In charts, moving averages help traders smooth out the price data by continuously updating the average price over a specified period. It filters our sudden price jumps to picture a more unobstructed view of the price movements. Unlike the traditional resistance and support lines, the moving average line is continuously changing based on the instrument’s recent price actions.
The critical applications of moving averages are:
- to filter out random price movements (false breaks)
- to identify trends and trend reversals
- to identify areas of support and resistance
- to spot profitable buy and sell timings
Avoiding False Breaks
Price charts do not follow a single straight line. Prices can go up or down in short and long periods. In volatile markets, prices can dramatically rise or fall in an instant and can give false signals to traders, resulting in losses. Moving averages help traders avoid such mistakes by letting them focus on the average price instead.

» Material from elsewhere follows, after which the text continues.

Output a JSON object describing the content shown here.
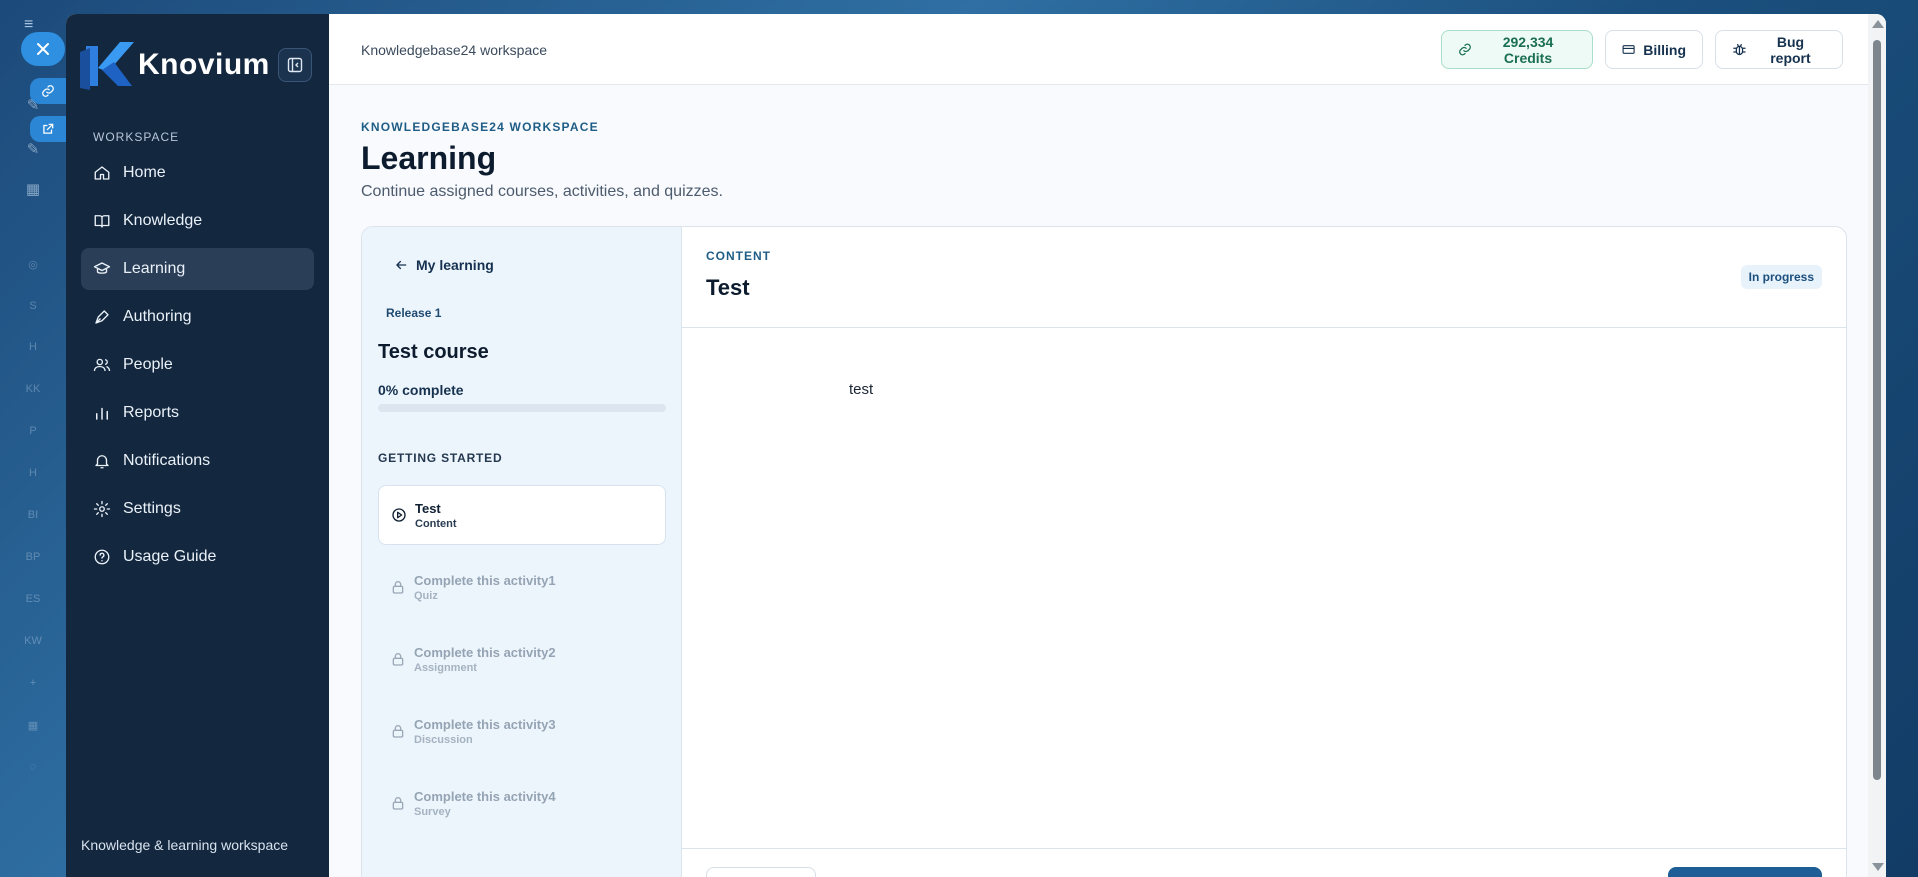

The moving average price of an instrument is usually calculated based on its closing prices for a specified period. Some traders also use open prices, high prices, or low prices. For example, in a 50-day moving average, the closing prices of an instrument for the last 50 days are added, and the sum of which is divided by the period (in this case, 50 days).
For short-term traders, the most popular moving average time frames are 10–20 days. Take note that these are very sensitive to price changes. Mid-term term traders prefer a 50-day moving average, and long-term traders favor a 200-day moving average. There is no single correct time frame to use for your moving averages. It is best to learn and try out which one works best for your trading strategies.

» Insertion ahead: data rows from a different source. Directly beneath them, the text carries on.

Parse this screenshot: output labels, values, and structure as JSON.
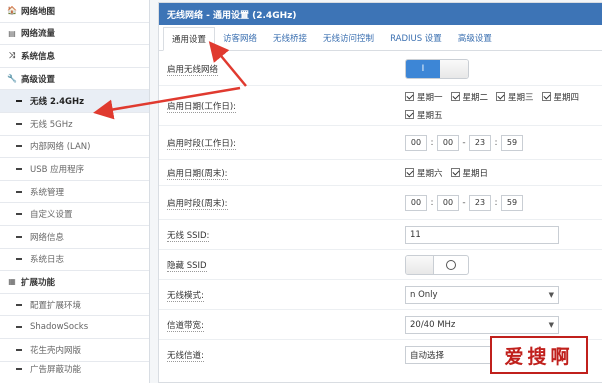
{
  "sidebar": {
    "items": [
      {
        "label": "网络地图",
        "icon": "home-icon",
        "glyph": "🏠",
        "type": "section"
      },
      {
        "label": "网络流量",
        "icon": "chart-icon",
        "glyph": "▤",
        "type": "section"
      },
      {
        "label": "系统信息",
        "icon": "shuffle-icon",
        "glyph": "⤨",
        "type": "section"
      },
      {
        "label": "高级设置",
        "icon": "wrench-icon",
        "glyph": "🔧",
        "type": "section"
      },
      {
        "label": "无线 2.4GHz",
        "type": "sub",
        "active": true
      },
      {
        "label": "无线 5GHz",
        "type": "sub"
      },
      {
        "label": "内部网络 (LAN)",
        "type": "sub"
      },
      {
        "label": "USB 应用程序",
        "type": "sub"
      },
      {
        "label": "系统管理",
        "type": "sub"
      },
      {
        "label": "自定义设置",
        "type": "sub"
      },
      {
        "label": "网络信息",
        "type": "sub"
      },
      {
        "label": "系统日志",
        "type": "sub"
      },
      {
        "label": "扩展功能",
        "icon": "grid-icon",
        "glyph": "▦",
        "type": "section"
      },
      {
        "label": "配置扩展环境",
        "type": "sub"
      },
      {
        "label": "ShadowSocks",
        "type": "sub"
      },
      {
        "label": "花生壳内网版",
        "type": "sub"
      },
      {
        "label": "广告屏蔽功能",
        "type": "sub"
      }
    ]
  },
  "panel": {
    "title": "无线网络 - 通用设置 (2.4GHz)",
    "tabs": [
      "通用设置",
      "访客网络",
      "无线桥接",
      "无线访问控制",
      "RADIUS 设置",
      "高级设置"
    ]
  },
  "form": {
    "enable_wireless": {
      "label": "启用无线网络",
      "state": "I"
    },
    "workday_dates": {
      "label": "启用日期(工作日):",
      "days": [
        "星期一",
        "星期二",
        "星期三",
        "星期四",
        "星期五"
      ]
    },
    "workday_time": {
      "label": "启用时段(工作日):",
      "values": [
        "00",
        "00",
        "23",
        "59"
      ]
    },
    "weekend_dates": {
      "label": "启用日期(周末):",
      "days": [
        "星期六",
        "星期日"
      ]
    },
    "weekend_time": {
      "label": "启用时段(周末):",
      "values": [
        "00",
        "00",
        "23",
        "59"
      ]
    },
    "ssid": {
      "label": "无线 SSID:",
      "value": "11"
    },
    "hide_ssid": {
      "label": "隐藏 SSID"
    },
    "mode": {
      "label": "无线模式:",
      "value": "n Only"
    },
    "bandwidth": {
      "label": "信道带宽:",
      "value": "20/40 MHz"
    },
    "channel": {
      "label": "无线信道:",
      "value": "自动选择"
    }
  },
  "watermark": "爱搜啊",
  "colors": {
    "accent": "#3d74b6",
    "toggle_on": "#3d86d6",
    "arrow": "#e03a2f",
    "watermark": "#c0201c"
  }
}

Spotting Market Trends and Trend Reversals
Moving averages can easily show the trend direction of instruments. When the price continues to move above the moving average line, the tool is on an uptrend. On the other hand, when the price is crawling below the moving average line, the instrument is on a downtrend. You can also see when a trend is moving forward or reversing. When the price breaks through the moving average line, it usually implies a trend reversal.
The moving average is a lagging indicator because it is dependent on past prices. Lag is the time it takes for the moving average to signal a possible reversal. So, the longer the period used, the higher the delay. This means that a 20-day moving average is exceptionally fast-moving and gives more reversal signals than a 200-moving average.

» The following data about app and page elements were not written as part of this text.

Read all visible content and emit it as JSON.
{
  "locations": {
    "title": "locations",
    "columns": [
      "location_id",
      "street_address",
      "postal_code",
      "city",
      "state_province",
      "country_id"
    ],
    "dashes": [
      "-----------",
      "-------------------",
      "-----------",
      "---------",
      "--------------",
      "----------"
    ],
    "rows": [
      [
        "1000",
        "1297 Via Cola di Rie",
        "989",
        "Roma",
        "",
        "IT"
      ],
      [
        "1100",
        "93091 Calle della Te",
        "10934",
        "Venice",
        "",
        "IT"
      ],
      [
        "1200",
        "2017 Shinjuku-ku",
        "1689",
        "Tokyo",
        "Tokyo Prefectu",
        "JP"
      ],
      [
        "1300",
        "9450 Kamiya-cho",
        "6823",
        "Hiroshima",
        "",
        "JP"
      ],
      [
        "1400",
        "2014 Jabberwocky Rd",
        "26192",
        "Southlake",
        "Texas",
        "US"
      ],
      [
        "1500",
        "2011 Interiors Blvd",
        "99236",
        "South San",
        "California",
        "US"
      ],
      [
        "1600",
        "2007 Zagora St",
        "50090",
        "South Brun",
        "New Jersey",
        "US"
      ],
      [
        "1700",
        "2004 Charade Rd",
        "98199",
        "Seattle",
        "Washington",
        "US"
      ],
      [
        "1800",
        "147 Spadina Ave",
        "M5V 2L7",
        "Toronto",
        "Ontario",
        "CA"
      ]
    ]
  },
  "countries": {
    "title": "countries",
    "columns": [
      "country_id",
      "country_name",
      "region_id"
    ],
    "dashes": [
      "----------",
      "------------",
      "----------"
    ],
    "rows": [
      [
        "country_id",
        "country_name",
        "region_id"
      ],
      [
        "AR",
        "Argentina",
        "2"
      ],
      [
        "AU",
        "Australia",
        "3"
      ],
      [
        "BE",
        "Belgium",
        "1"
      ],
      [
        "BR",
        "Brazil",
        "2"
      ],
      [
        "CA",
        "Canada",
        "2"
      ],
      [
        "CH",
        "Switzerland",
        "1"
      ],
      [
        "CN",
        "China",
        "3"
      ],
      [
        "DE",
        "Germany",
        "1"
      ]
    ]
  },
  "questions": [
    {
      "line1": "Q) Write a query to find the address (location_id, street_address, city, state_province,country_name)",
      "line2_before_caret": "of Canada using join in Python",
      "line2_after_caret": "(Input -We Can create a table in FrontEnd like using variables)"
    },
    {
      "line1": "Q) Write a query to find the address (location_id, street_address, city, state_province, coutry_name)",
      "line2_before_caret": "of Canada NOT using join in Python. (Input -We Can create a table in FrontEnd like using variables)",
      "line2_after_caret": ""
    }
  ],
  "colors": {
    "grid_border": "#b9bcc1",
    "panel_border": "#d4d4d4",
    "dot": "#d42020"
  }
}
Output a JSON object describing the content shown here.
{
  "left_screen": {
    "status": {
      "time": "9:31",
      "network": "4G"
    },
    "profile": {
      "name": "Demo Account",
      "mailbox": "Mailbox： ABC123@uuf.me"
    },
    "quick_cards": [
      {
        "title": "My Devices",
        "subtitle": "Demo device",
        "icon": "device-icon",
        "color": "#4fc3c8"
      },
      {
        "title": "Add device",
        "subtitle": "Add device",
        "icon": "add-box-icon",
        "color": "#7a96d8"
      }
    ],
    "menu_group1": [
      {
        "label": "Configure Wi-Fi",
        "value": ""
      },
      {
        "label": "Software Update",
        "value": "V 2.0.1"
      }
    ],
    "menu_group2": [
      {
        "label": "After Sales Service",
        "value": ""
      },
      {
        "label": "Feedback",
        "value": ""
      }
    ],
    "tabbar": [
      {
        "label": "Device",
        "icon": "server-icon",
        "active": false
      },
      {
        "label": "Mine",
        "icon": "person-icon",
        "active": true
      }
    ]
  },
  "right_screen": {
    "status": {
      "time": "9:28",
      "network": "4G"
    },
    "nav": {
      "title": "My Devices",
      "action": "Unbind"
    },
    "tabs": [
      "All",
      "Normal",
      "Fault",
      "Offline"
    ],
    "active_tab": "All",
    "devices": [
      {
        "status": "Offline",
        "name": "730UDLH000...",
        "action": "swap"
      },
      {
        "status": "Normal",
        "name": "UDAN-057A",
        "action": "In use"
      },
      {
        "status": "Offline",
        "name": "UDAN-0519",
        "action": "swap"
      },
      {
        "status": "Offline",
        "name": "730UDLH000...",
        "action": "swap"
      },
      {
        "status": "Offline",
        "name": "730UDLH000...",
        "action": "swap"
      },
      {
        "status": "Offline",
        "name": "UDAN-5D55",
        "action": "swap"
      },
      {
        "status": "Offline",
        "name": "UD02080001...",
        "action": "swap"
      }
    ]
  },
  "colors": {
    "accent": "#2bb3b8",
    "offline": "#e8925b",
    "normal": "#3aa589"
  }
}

Finding Support and Resistance Levels
Traders use moving averages to identify areas of support and resistance and base their trades on these factors. They watch if the price is heading toward or away from the moving average line or whether the price will bounce or break the line.
In an uptrend, the moving average line usually acts as the support level. Whereas in a downtrend, the moving average line often serves as the resistance level.
Buy and Sell Timings
Keep in mind that the moving average line is a lagging indicator based on past prices. Therefore, it will only confirm when a trend change occurs, but will not tell you in advance.
So, when do you know if it is the right time to buy? The basic practice is that when the price crosses above the moving average line, it is a signal to buy. Whereas, when the price falls below the moving average line, it is a signal to sell. This is because when the price breaks the trendline, it can foreshadow a new trend direction.
How to Use the Moving Average Tool
SimpleFX employs all necessary tools to help traders get the most of every trade. To access the moving average tool, follow these simple steps.
Log in to your SimpleFX account. Then, choose the symbol. You can choose from the symbols panel on the left or search the symbol from the search box at the upper left part of the screen.
Let’s hide first the side panels to focus our attention on the chart. Just hover over the panel dividers and click on the toggle arrow to hide these panels.
Now, let’s check the chart for spot mini gold in the US dollar. Here is a daily chart of XAUUSD. To use the moving average line on this chart, click on the f icon on the charting tools. Then, choose the “moving average.”
Click on the moving average line to change the time frame and other properties. Let’s set a 50-day moving average for this XAUUSD daily chart.
In the “Inputs” tab, you can change the length, source, and offset value of the moving average line. In this case, we used a 50-day moving average based on the closing prices of XAUUSD in the last 50 days. The offset is set to 0 by default.
Click on the “Style” tab to change the color, line style, and scale, and to enable the price line.
You can access the moving average toolbar on the upper left part of the screen, just below the symbol data. The time frame of the moving average and the prices it is based on are visible. Click on the “eye” icon to show or hide the moving average line on the chart. Click on the “setting” icon to display the line properties. If you want to delete the moving average line, click on the “x” icon.
You have now successfully used the moving average line on your chart.
Use it to analyze the market and make more profitable trades. Good luck trading!